|22 April 1954
Army-McCarthy Hearings Begin
|During the past year Joseph McCarthy continued his crusade to root out communists in government service. As chairman of the Senate Committee on Government Operations he now had a substantial staff, and with the help of his chief counsel, Roy Cohn, he called before his committee a whole series of witnesses whom he accused of being part of a grand conspiracy to subvert the American Republic.
But McCarthy began to run into problems when he turned his spotlight on the U.S. Army. At this point President Eisenhower, who had up to this point unwilling to make any reference to the Wisconsin Senator, publicly denounced him and issuing orders that no employee of an executive agency testify before his committee. Then one possible reason for McCarthy’s interest in the army became apparent—G. David Schine, a friend of Roy Cohn and an unpaid consultant for the committee, had been drafted in the summer of 1953, and in March army officials came forward with a report documenting no fewer than 44 separate attempts by Cohn to secure preferential treatment for Private Schine.
It was during the resulting Army-McCarthy hearings that the American public saw McCarthy’s true nature.
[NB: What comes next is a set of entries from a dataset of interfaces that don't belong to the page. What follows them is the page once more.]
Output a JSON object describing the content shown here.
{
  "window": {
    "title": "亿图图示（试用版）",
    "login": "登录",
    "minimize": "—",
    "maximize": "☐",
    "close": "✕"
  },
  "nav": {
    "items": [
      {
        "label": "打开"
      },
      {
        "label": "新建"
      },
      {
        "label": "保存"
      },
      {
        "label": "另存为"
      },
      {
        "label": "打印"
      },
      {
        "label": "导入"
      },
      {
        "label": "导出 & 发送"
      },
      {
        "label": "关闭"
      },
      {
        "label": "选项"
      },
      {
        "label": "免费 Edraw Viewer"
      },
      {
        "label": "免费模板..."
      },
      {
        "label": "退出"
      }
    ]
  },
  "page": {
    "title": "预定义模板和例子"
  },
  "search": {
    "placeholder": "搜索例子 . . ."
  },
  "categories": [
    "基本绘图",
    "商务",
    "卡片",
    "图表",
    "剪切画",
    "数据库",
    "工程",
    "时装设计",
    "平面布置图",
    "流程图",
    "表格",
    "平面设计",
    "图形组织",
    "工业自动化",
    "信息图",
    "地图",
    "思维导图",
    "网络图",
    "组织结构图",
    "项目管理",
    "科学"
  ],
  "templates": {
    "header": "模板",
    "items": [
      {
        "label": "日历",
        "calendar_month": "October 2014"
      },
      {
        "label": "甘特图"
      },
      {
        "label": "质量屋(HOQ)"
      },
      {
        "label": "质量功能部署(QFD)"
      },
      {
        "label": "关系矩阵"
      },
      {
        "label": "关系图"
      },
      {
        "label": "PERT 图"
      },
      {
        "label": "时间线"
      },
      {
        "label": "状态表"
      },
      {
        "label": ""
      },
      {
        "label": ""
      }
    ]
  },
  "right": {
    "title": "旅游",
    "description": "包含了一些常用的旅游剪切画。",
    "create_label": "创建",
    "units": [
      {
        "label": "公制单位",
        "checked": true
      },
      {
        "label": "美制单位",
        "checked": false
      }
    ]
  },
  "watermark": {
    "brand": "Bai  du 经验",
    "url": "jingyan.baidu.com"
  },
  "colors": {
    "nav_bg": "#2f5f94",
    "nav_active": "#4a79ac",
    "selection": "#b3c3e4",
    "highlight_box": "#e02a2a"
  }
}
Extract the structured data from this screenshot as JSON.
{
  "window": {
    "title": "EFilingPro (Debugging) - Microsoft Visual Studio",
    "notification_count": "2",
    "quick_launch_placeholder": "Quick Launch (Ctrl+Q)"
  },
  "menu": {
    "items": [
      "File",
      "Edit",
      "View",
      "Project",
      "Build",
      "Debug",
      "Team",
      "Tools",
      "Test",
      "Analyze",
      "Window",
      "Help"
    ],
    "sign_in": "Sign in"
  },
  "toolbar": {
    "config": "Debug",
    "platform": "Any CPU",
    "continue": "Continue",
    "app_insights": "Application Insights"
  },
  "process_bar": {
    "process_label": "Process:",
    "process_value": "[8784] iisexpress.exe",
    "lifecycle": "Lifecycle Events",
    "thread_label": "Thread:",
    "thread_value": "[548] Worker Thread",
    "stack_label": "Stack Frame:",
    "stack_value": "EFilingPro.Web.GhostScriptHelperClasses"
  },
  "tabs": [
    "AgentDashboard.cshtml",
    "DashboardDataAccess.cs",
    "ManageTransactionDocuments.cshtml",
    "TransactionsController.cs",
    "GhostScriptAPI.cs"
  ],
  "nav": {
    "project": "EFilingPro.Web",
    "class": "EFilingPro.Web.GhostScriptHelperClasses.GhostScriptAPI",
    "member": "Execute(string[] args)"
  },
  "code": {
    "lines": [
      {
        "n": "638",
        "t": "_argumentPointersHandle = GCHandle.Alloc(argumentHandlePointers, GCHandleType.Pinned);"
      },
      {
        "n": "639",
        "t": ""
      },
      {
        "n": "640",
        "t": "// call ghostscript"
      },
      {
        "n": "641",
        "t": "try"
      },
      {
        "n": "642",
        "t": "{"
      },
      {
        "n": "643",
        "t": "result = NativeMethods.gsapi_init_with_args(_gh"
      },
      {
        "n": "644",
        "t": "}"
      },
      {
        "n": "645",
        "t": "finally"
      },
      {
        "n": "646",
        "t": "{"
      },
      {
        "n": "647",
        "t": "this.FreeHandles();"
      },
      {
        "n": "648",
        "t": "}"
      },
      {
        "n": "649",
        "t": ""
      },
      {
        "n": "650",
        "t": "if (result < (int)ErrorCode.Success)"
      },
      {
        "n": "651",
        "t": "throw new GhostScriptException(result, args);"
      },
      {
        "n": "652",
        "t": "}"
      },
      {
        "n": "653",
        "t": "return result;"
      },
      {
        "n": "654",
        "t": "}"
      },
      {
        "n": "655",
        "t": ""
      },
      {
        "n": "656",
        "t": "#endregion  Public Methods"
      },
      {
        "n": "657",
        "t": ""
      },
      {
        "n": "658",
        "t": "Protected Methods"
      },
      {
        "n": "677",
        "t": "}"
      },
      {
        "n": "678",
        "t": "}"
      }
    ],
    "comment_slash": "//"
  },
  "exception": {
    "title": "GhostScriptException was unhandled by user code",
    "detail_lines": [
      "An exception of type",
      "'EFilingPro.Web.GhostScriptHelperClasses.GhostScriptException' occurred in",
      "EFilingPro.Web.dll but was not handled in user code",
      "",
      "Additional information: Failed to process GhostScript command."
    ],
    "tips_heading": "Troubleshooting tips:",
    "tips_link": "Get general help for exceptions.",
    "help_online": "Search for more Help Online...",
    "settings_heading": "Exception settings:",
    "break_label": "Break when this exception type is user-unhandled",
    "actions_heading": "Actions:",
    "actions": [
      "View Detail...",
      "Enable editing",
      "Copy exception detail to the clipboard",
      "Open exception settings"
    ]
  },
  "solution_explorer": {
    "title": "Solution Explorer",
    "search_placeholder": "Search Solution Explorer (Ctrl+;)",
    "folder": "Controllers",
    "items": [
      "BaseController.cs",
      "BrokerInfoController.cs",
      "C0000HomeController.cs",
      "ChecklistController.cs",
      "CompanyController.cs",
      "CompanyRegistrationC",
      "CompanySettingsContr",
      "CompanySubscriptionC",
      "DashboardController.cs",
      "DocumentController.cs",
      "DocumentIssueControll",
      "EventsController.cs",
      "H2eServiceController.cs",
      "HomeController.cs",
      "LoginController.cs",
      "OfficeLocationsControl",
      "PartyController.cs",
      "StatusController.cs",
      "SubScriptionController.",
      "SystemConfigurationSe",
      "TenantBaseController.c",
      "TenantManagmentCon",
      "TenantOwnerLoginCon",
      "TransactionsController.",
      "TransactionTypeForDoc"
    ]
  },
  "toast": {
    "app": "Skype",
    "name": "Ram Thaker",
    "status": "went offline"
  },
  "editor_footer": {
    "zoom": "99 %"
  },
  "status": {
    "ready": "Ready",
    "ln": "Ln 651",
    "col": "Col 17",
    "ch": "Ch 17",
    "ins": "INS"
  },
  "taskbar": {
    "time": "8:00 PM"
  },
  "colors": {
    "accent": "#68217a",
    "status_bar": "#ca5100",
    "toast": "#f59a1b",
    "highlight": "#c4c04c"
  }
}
Opening on April 22, and lasting for a total of 36 days, they were televised nationally to an audience of 20 million people. McCarthy came across as a common thug, bullying and badgering witnesses and threatening to destroy careers on the flimsiest of evidence. When the Army’s chief counsel, Joseph N. Welch, finally shamed him with the famous words, “Have you no sense of decency, sir?” the audience in the committee’s chamber burst into applause.